In Washington, radio-tagged young were dependent on parents for food for on average 33.5 d post fledging (SD = 5.5, range 22–45 d, n = 83) and average date of independence was July 29 (range July 9–August 15) (TJL). In Oregon, adults observed feeding fledglings as late as 26 August (RDD). For first several days after fledging, young perch quietly in the forest canopy within ~200 m of nest cavity, with the exception of soft peeping noises when approached by an adult with food (TJL). There is a gradual progression in the mobility of young and by 1–2 wk post-fledging, young are flying confidently behind parents begging (often loudly) for food. Siblings associate in a loose group around one or both adults during the dependent phase (TJL).

Ability to Get Around, Feed, and Care for Self

Flight of recently fledged young noticeably weaker than that of adults. Within 1–2 wk post-fledging, juveniles fly as well as adults, and move about in trees with no apparent difficulty (TJL). Young dependent on parents for approximately 1 mo after fledging (see Association with Parents or Other Young, above), though they have been observed pecking at tree bark as soon as 3 d post-fledging (TJL). Preening has been observed within 5 days of fledging, though this is likely conservative (TJL). Bathing has been observed as soon as 30 d post-fledging; similar to preening, this is likely a conservative estimate and bathing probably occurs earlier but has not been observed. Drumming first observed 15 d post-fledging (TJL).
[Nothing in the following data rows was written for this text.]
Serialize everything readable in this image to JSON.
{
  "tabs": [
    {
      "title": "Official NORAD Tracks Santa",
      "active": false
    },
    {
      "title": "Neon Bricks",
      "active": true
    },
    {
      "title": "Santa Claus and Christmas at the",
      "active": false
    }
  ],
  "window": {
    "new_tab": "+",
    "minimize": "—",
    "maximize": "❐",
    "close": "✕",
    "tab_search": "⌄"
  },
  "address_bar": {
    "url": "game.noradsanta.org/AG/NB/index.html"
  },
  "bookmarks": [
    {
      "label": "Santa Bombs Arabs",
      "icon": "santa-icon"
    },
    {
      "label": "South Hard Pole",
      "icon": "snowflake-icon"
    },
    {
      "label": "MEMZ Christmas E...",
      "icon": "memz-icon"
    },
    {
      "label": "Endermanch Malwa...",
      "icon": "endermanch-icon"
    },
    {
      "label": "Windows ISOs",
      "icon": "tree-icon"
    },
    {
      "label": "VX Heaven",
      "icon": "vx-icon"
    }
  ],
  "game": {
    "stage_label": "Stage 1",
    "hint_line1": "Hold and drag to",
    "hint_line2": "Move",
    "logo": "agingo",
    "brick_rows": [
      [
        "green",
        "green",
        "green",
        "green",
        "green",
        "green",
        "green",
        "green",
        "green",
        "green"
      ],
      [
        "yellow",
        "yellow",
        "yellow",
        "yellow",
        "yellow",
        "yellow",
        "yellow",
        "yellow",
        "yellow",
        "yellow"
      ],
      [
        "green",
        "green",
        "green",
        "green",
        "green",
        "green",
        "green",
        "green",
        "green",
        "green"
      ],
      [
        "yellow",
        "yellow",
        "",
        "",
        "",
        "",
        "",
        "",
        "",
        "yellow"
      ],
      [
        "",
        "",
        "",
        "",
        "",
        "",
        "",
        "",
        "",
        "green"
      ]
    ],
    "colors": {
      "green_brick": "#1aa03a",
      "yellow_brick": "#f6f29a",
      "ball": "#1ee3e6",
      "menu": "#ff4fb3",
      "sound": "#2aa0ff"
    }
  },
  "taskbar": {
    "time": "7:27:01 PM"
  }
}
Immature Stage

For movement and behavior during the immature stage from radio-telemetry studies, see Movements and Migration: Dispersal and Site Fidelity. Other aspects of immature stage are not well studied.

Recommended Citation

Kozma, J. M., T. J. Lorenz, M. G. Raphael, K. L. Garrett, and R. D. Dixon (2020). White-headed Woodpecker (Dryobates albolarvatus), version 2.0. In Birds of the World (P. G. Rodewald and B. K. Keeney, Editors). Cornell Lab of Ornithology, Ithaca, NY, USA. https://doi.org/10.2173/bow.whhwoo.02